New research: Longer telomeres cure fatal disease

Telomerase – the enzyme activated by the active ingredient in One Truth 818 skin serum – has been used by scientists to cure a potentially fatal disease that’s baffled the medical world for decades.

Study co-author Maria A. Blasco

Pulmonary Fibrosis in mice – a deadly lung disease for humans – has been cured by scientists in the the Telomere and Telomerase Group at the Spanish National Cancer Research Centre, using gene therapy that lengthens the telomeres.

It is “proof of concept that telomerase activation represents an effective treatment against pulmonary fibrosis,” the authors write in their study in the journal eLife. 

This will come as no surprise to Dr Bill Andrews PhD, the molecular biologist who discovered the most powerful telomerase-activating compound so far known to science. The TAM-818 molecule is the active ingredient in the new One Truth 818 skin serum. Dr Andrews has long taught that lengthening telomeres is one of the keys to preventing aging, and the diseases that come with the breakdown of our body’s cells.

“The most relevant aspect of our work is that it suggests a potentially viable and effective solution to a real clinical problem, pulmonary fibrosis, for which there is still no treatment,” says Paula Martínez, co-author of the Spanish study. “The only approved treatments for pulmonary fibrosis up-to-date have no curative effects, as they target a symptom and not the cause of fibrosis.

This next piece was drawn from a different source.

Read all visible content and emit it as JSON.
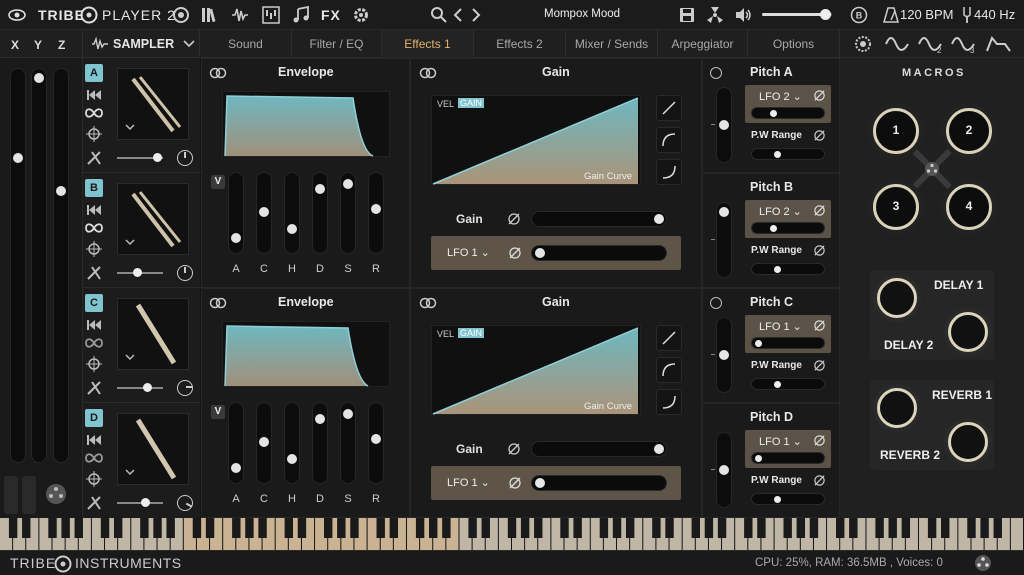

Our therapy is based on correcting the molecular cause of pulmonary fibrosis in patients with short telomeres, introducing into the cells of damaged lung tissue the only enzyme capable of lengthening telomeres, telomerase.”

Telomeres are protein structures located at the ends of each chromosome; like caps, they protect the integrity of the chromosome when the cell divides. But telomeres only fulfill their protective function if they are long enough; when they shorten too much, the damaged cells cease to divide preventing tissue regeneration. Short telomeres are associated with aging -as age increases, cells accumulate more divisions and more telomeric shortening- and also with several diseases.

Patients with pulmonary fibrosis have short telomeres whether the disease is hereditary -it runs into the family- or not. The most likely explanation is that when the telomeres become too short, the damaged cell activates a ‘repair program’ that induces scar formation that leads to fibrosis.

The Spanish study shows that activating the telomerase enzyme to lengthen the telomeres in the lung tissue may constitute an effective therapeutic strategy to treat human pulmonary fibrosis. It has proven so in mice. Only three weeks after treatment, the sick animals “showed improved lung function and less inflammation and fibrosis” -the authors write in eLife-; two months after the treatment, the fibrosis had “improved or disappeared”.

One Truth 818 skin serum is the only skin cream in the world that contains the TAM-818 ‘telomerase activating molecule’. 

See Case Studies here. 

Order One Truth 818 here – free shipping worldwide.